Data about app and page elements
*** Begin section ***
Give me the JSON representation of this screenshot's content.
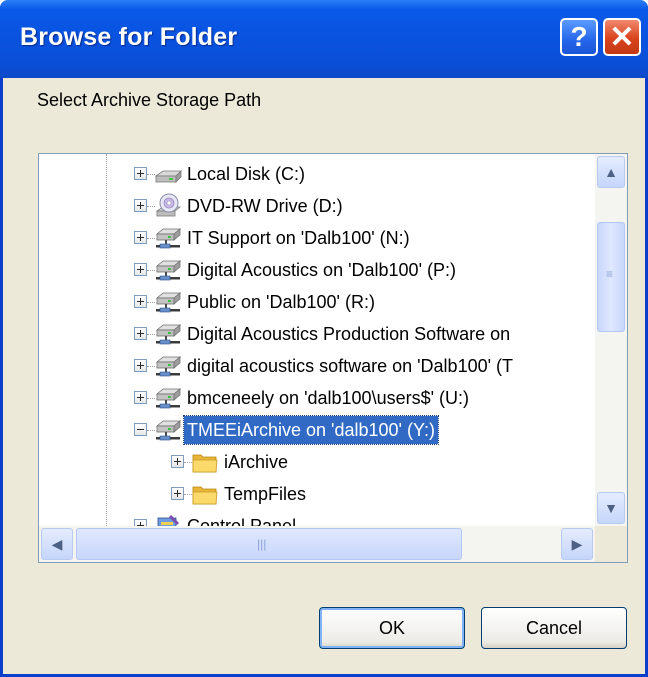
{
  "window": {
    "title": "Browse for Folder"
  },
  "titlebar_buttons": {
    "help_glyph": "?",
    "close_glyph": "✕"
  },
  "prompt": "Select Archive Storage Path",
  "tree": {
    "items": [
      {
        "label": "Local Disk (C:)",
        "icon": "hard-disk-icon",
        "expander": "plus",
        "level": 1,
        "selected": false
      },
      {
        "label": "DVD-RW Drive (D:)",
        "icon": "dvd-drive-icon",
        "expander": "plus",
        "level": 1,
        "selected": false
      },
      {
        "label": "IT Support on 'Dalb100' (N:)",
        "icon": "network-drive-icon",
        "expander": "plus",
        "level": 1,
        "selected": false
      },
      {
        "label": "Digital Acoustics on 'Dalb100' (P:)",
        "icon": "network-drive-icon",
        "expander": "plus",
        "level": 1,
        "selected": false
      },
      {
        "label": "Public on 'Dalb100' (R:)",
        "icon": "network-drive-icon",
        "expander": "plus",
        "level": 1,
        "selected": false
      },
      {
        "label": "Digital Acoustics Production Software on",
        "icon": "network-drive-icon",
        "expander": "plus",
        "level": 1,
        "selected": false
      },
      {
        "label": "digital acoustics software on 'Dalb100' (T",
        "icon": "network-drive-icon",
        "expander": "plus",
        "level": 1,
        "selected": false
      },
      {
        "label": "bmceneely on 'dalb100\\users$' (U:)",
        "icon": "network-drive-icon",
        "expander": "plus",
        "level": 1,
        "selected": false
      },
      {
        "label": "TMEEiArchive on 'dalb100' (Y:)",
        "icon": "network-drive-icon",
        "expander": "minus",
        "level": 1,
        "selected": true
      },
      {
        "label": "iArchive",
        "icon": "folder-icon",
        "expander": "plus",
        "level": 2,
        "selected": false
      },
      {
        "label": "TempFiles",
        "icon": "folder-icon",
        "expander": "plus",
        "level": 2,
        "selected": false
      },
      {
        "label": "Control Panel",
        "icon": "control-panel-icon",
        "expander": "plus",
        "level": 1,
        "selected": false
      }
    ]
  },
  "scrollbars": {
    "up_glyph": "▲",
    "down_glyph": "▼",
    "left_glyph": "◀",
    "right_glyph": "▶",
    "vertical_grip": "≡",
    "horizontal_grip": "|||"
  },
  "buttons": {
    "ok": "OK",
    "cancel": "Cancel"
  },
  "colors": {
    "titlebar": "#0a5ae9",
    "selection": "#316ac5",
    "dialog_bg": "#ece9d8",
    "close": "#d9421c"
  }
}
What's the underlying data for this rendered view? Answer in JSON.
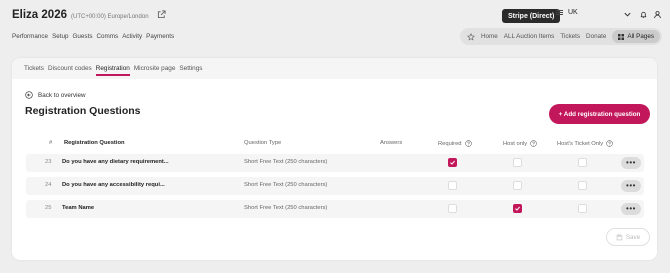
{
  "header": {
    "event_title": "Eliza 2026",
    "timezone": "(UTC+00:00) Europe/London",
    "payment_badge": "Stripe (Direct)",
    "currency": "UK"
  },
  "main_nav": [
    "Performance",
    "Setup",
    "Guests",
    "Comms",
    "Activity",
    "Payments"
  ],
  "quick_links": {
    "items": [
      "Home",
      "ALL Auction Items",
      "Tickets",
      "Donate"
    ],
    "all_pages": "All Pages"
  },
  "tabs": [
    "Tickets",
    "Discount codes",
    "Registration",
    "Microsite page",
    "Settings"
  ],
  "active_tab": "Registration",
  "back_label": "Back to overview",
  "heading": "Registration Questions",
  "add_button": "+ Add registration question",
  "table": {
    "headers": {
      "num": "#",
      "question": "Registration Question",
      "type": "Question Type",
      "answers": "Answers",
      "required": "Required",
      "host_only": "Host only",
      "host_ticket_only": "Host's Ticket Only"
    },
    "rows": [
      {
        "num": "23",
        "question": "Do you have any dietary requirement...",
        "type": "Short Free Text (250 characters)",
        "required": true,
        "host_only": false,
        "host_ticket_only": false
      },
      {
        "num": "24",
        "question": "Do you have any accessibility requi...",
        "type": "Short Free Text (250 characters)",
        "required": false,
        "host_only": false,
        "host_ticket_only": false
      },
      {
        "num": "25",
        "question": "Team Name",
        "type": "Short Free Text (250 characters)",
        "required": false,
        "host_only": true,
        "host_ticket_only": false
      }
    ]
  },
  "save_label": "Save",
  "colors": {
    "accent": "#c2185b",
    "badge": "#2b2b2b"
  }
}
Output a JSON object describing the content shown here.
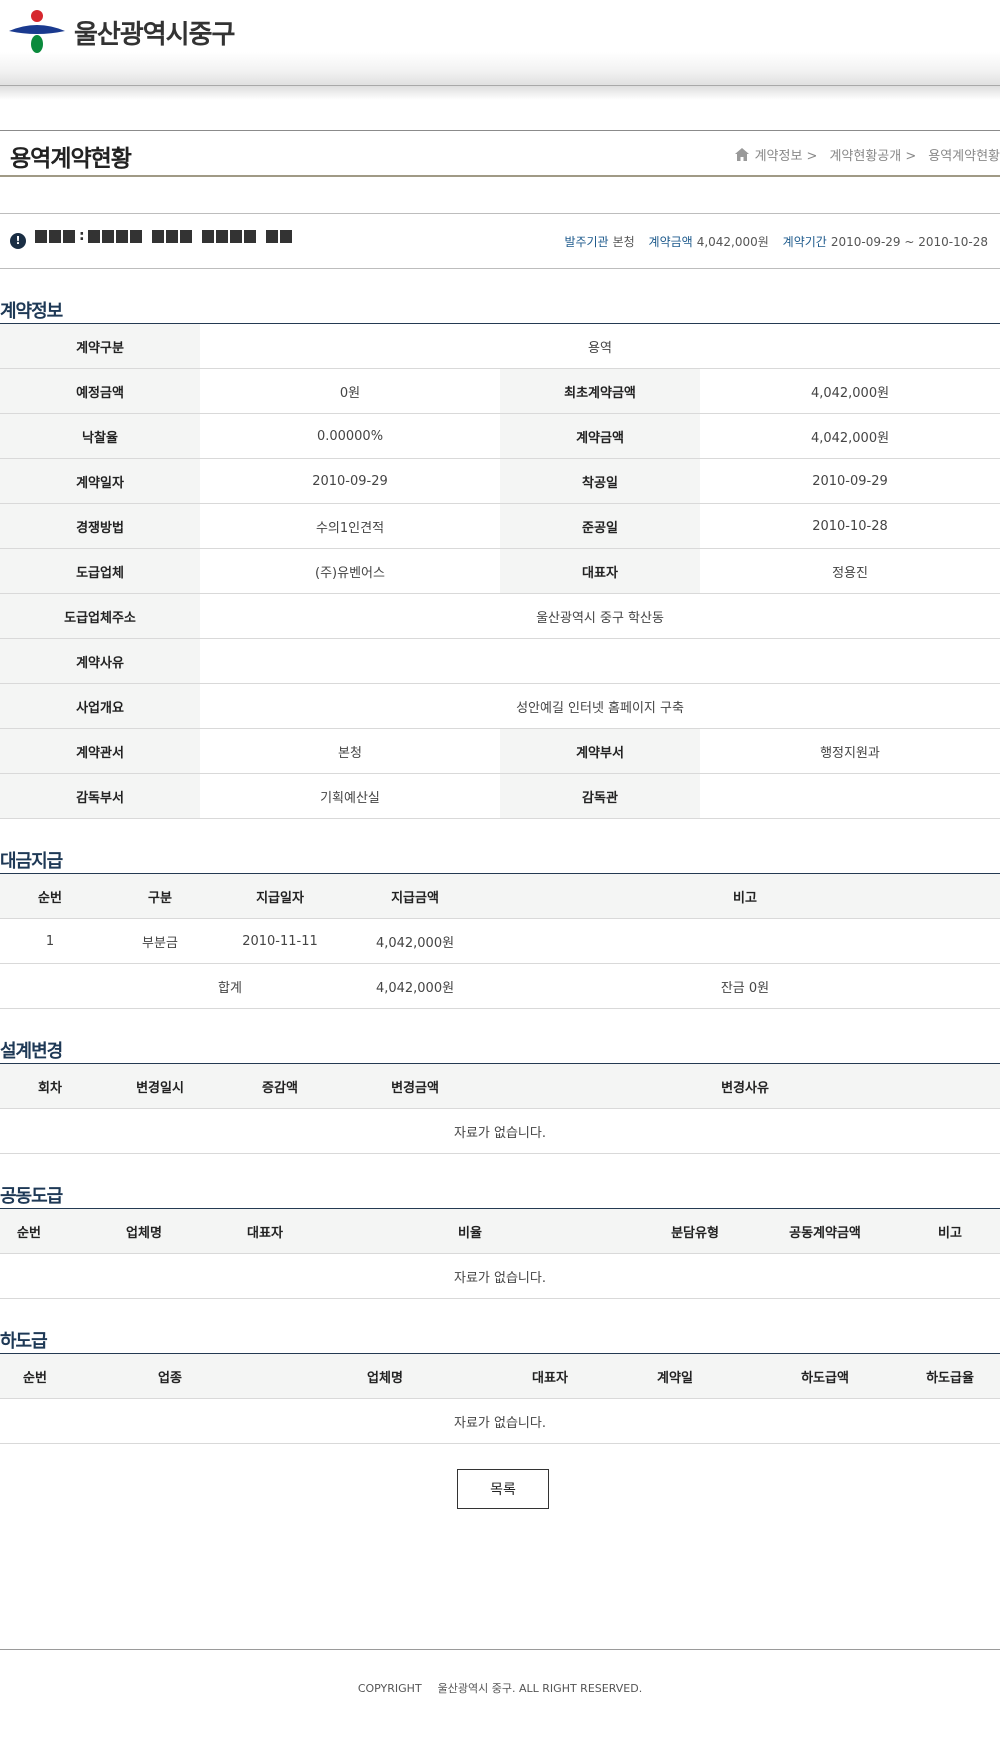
{
  "header": {
    "site_name": "울산광역시중구",
    "logo_colors": {
      "red": "#d6272e",
      "blue": "#1a3a8f",
      "green": "#0a8a3c"
    }
  },
  "page": {
    "title": "용역계약현황",
    "breadcrumb": [
      "계약정보 >",
      "계약현황공개 >",
      "용역계약현황"
    ]
  },
  "summary": {
    "colon": ":",
    "agency_label": "발주기관",
    "agency_value": "본청",
    "amount_label": "계약금액",
    "amount_value": "4,042,000원",
    "period_label": "계약기간",
    "period_value": "2010-09-29 ~ 2010-10-28"
  },
  "contract_info": {
    "title": "계약정보",
    "rows": [
      {
        "label1": "계약구분",
        "value1": "용역"
      },
      {
        "label1": "예정금액",
        "value1": "0원",
        "label2": "최초계약금액",
        "value2": "4,042,000원"
      },
      {
        "label1": "낙찰율",
        "value1": "0.00000%",
        "label2": "계약금액",
        "value2": "4,042,000원"
      },
      {
        "label1": "계약일자",
        "value1": "2010-09-29",
        "label2": "착공일",
        "value2": "2010-09-29"
      },
      {
        "label1": "경쟁방법",
        "value1": "수의1인견적",
        "label2": "준공일",
        "value2": "2010-10-28"
      },
      {
        "label1": "도급업체",
        "value1": "(주)유벤어스",
        "label2": "대표자",
        "value2": "정용진"
      },
      {
        "label1": "도급업체주소",
        "value1": "울산광역시 중구 학산동"
      },
      {
        "label1": "계약사유",
        "value1": ""
      },
      {
        "label1": "사업개요",
        "value1": "성안예길 인터넷 홈페이지 구축"
      },
      {
        "label1": "계약관서",
        "value1": "본청",
        "label2": "계약부서",
        "value2": "행정지원과"
      },
      {
        "label1": "감독부서",
        "value1": "기획예산실",
        "label2": "감독관",
        "value2": ""
      }
    ]
  },
  "payment": {
    "title": "대금지급",
    "headers": [
      "순번",
      "구분",
      "지급일자",
      "지급금액",
      "비고"
    ],
    "rows": [
      [
        "1",
        "부분금",
        "2010-11-11",
        "4,042,000원",
        ""
      ]
    ],
    "total": {
      "label": "합계",
      "amount": "4,042,000원",
      "note": "잔금 0원"
    }
  },
  "design_change": {
    "title": "설계변경",
    "headers": [
      "회차",
      "변경일시",
      "증감액",
      "변경금액",
      "변경사유"
    ],
    "empty": "자료가 없습니다."
  },
  "joint": {
    "title": "공동도급",
    "headers": [
      "순번",
      "업체명",
      "대표자",
      "비율",
      "분담유형",
      "공동계약금액",
      "비고"
    ],
    "empty": "자료가 없습니다."
  },
  "subcontract": {
    "title": "하도급",
    "headers": [
      "순번",
      "업종",
      "업체명",
      "대표자",
      "계약일",
      "하도급액",
      "하도급율"
    ],
    "empty": "자료가 없습니다."
  },
  "list_button": "목록",
  "footer": {
    "copyright": "COPYRIGHT",
    "text": "울산광역시 중구. ALL RIGHT RESERVED."
  }
}
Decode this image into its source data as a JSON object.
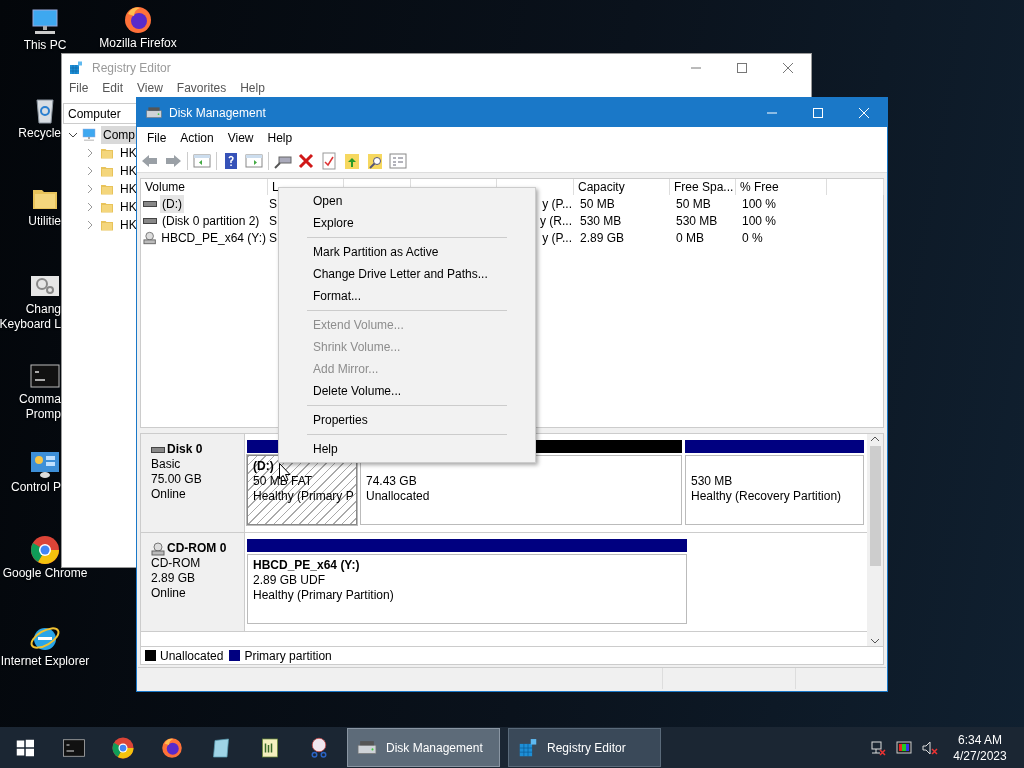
{
  "desktop": {
    "icons": [
      {
        "kind": "computer",
        "lines": [
          "This PC"
        ]
      },
      {
        "kind": "firefox",
        "lines": [
          "Mozilla Firefox"
        ]
      },
      {
        "kind": "recycle-bin",
        "lines": [
          "Recycle"
        ]
      },
      {
        "kind": "folder",
        "lines": [
          "Utilitie"
        ]
      },
      {
        "kind": "gears",
        "lines": [
          "Chang",
          "Keyboard L"
        ]
      },
      {
        "kind": "terminal",
        "lines": [
          "Comma",
          "Promp"
        ]
      },
      {
        "kind": "control-panel",
        "lines": [
          "Control P"
        ]
      },
      {
        "kind": "chrome",
        "lines": [
          "Google Chrome"
        ]
      },
      {
        "kind": "ie",
        "lines": [
          "Internet Explorer"
        ]
      }
    ]
  },
  "registry_editor": {
    "title": "Registry Editor",
    "active": false,
    "menu": [
      "File",
      "Edit",
      "View",
      "Favorites",
      "Help"
    ],
    "address": "Computer",
    "tree": [
      {
        "label": "Comp",
        "expanded": true,
        "selected": true,
        "children": [
          {
            "label": "HK",
            "expanded": false
          },
          {
            "label": "HK",
            "expanded": false
          },
          {
            "label": "HK",
            "expanded": false
          },
          {
            "label": "HK",
            "expanded": false
          },
          {
            "label": "HK",
            "expanded": false
          }
        ]
      }
    ]
  },
  "disk_management": {
    "title": "Disk Management",
    "active": true,
    "menu": [
      "File",
      "Action",
      "View",
      "Help"
    ],
    "volume_table": {
      "columns": {
        "volume": "Volume",
        "layout": "L",
        "capacity": "Capacity",
        "free_space": "Free Spa...",
        "percent_free": "% Free"
      },
      "rows": [
        {
          "kind": "disk",
          "selected": true,
          "volume": "(D:)",
          "layout": "S",
          "status": "y (P...",
          "capacity": "50 MB",
          "free_space": "50 MB",
          "percent_free": "100 %"
        },
        {
          "kind": "disk",
          "selected": false,
          "volume": "(Disk 0 partition 2)",
          "layout": "S",
          "status": "y (R...",
          "capacity": "530 MB",
          "free_space": "530 MB",
          "percent_free": "100 %"
        },
        {
          "kind": "cdrom",
          "selected": false,
          "volume": "HBCD_PE_x64 (Y:)",
          "layout": "S",
          "status": "y (P...",
          "capacity": "2.89 GB",
          "free_space": "0 MB",
          "percent_free": "0 %"
        }
      ]
    },
    "disks": [
      {
        "kind": "disk",
        "name": "Disk 0",
        "lines": [
          "Basic",
          "75.00 GB",
          "Online"
        ],
        "partitions": [
          {
            "kind": "primary",
            "selected": true,
            "title": "(D:)",
            "lines": [
              "50 MB FAT",
              "Healthy (Primary P"
            ]
          },
          {
            "kind": "unallocated",
            "selected": false,
            "lines": [
              "74.43 GB",
              "Unallocated"
            ]
          },
          {
            "kind": "primary",
            "selected": false,
            "lines": [
              "530 MB",
              "Healthy (Recovery Partition)"
            ]
          }
        ]
      },
      {
        "kind": "cdrom",
        "name": "CD-ROM 0",
        "lines": [
          "CD-ROM",
          "2.89 GB",
          "Online"
        ],
        "partitions": [
          {
            "kind": "primary",
            "selected": false,
            "title": "HBCD_PE_x64  (Y:)",
            "lines": [
              "2.89 GB UDF",
              "Healthy (Primary Partition)"
            ]
          }
        ]
      }
    ],
    "legend": [
      {
        "label": "Unallocated",
        "color": "#000000"
      },
      {
        "label": "Primary partition",
        "color": "#000080"
      }
    ]
  },
  "context_menu": {
    "items": [
      {
        "kind": "item",
        "label": "Open",
        "disabled": false
      },
      {
        "kind": "item",
        "label": "Explore",
        "disabled": false
      },
      {
        "kind": "separator"
      },
      {
        "kind": "item",
        "label": "Mark Partition as Active",
        "disabled": false
      },
      {
        "kind": "item",
        "label": "Change Drive Letter and Paths...",
        "disabled": false
      },
      {
        "kind": "item",
        "label": "Format...",
        "disabled": false
      },
      {
        "kind": "separator"
      },
      {
        "kind": "item",
        "label": "Extend Volume...",
        "disabled": true
      },
      {
        "kind": "item",
        "label": "Shrink Volume...",
        "disabled": true
      },
      {
        "kind": "item",
        "label": "Add Mirror...",
        "disabled": true
      },
      {
        "kind": "item",
        "label": "Delete Volume...",
        "disabled": false
      },
      {
        "kind": "separator"
      },
      {
        "kind": "item",
        "label": "Properties",
        "disabled": false
      },
      {
        "kind": "separator"
      },
      {
        "kind": "item",
        "label": "Help",
        "disabled": false
      }
    ]
  },
  "taskbar": {
    "pinned": [
      {
        "kind": "start"
      },
      {
        "kind": "terminal"
      },
      {
        "kind": "chrome"
      },
      {
        "kind": "firefox"
      },
      {
        "kind": "notes"
      },
      {
        "kind": "notepad"
      },
      {
        "kind": "tool"
      }
    ],
    "windows": [
      {
        "kind": "disk",
        "label": "Disk Management",
        "selected": true
      },
      {
        "kind": "registry",
        "label": "Registry Editor",
        "selected": false
      }
    ],
    "time": "6:34 AM",
    "date": "4/27/2023"
  }
}
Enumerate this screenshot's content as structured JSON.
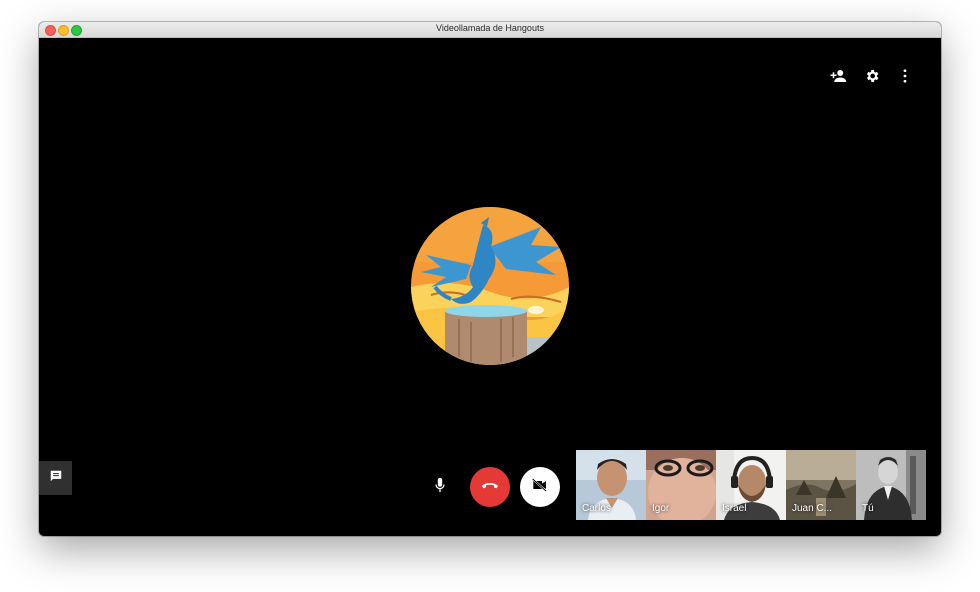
{
  "window": {
    "title": "Videollamada de Hangouts"
  },
  "toolbar": {
    "icons": [
      "add-person-icon",
      "settings-icon",
      "more-vert-icon"
    ]
  },
  "controls": {
    "icons": [
      "chat-icon",
      "microphone-icon",
      "hang-up-icon",
      "video-off-icon"
    ],
    "colors": {
      "hangup": "#e53935",
      "camera": "#ffffff"
    }
  },
  "participants": [
    {
      "name": "Carlos"
    },
    {
      "name": "Igor"
    },
    {
      "name": "Israel"
    },
    {
      "name": "Juan C..."
    },
    {
      "name": "Tú"
    }
  ]
}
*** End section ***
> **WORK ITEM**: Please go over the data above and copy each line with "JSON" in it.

> **RESULT**:
Give me the JSON representation of this screenshot's content.
What's the underlying data for this rendered view? Answer in JSON.
Output a JSON object describing the content shown here.
Decode this image into its source data as a JSON object.
Enumerate this screenshot's content as structured JSON.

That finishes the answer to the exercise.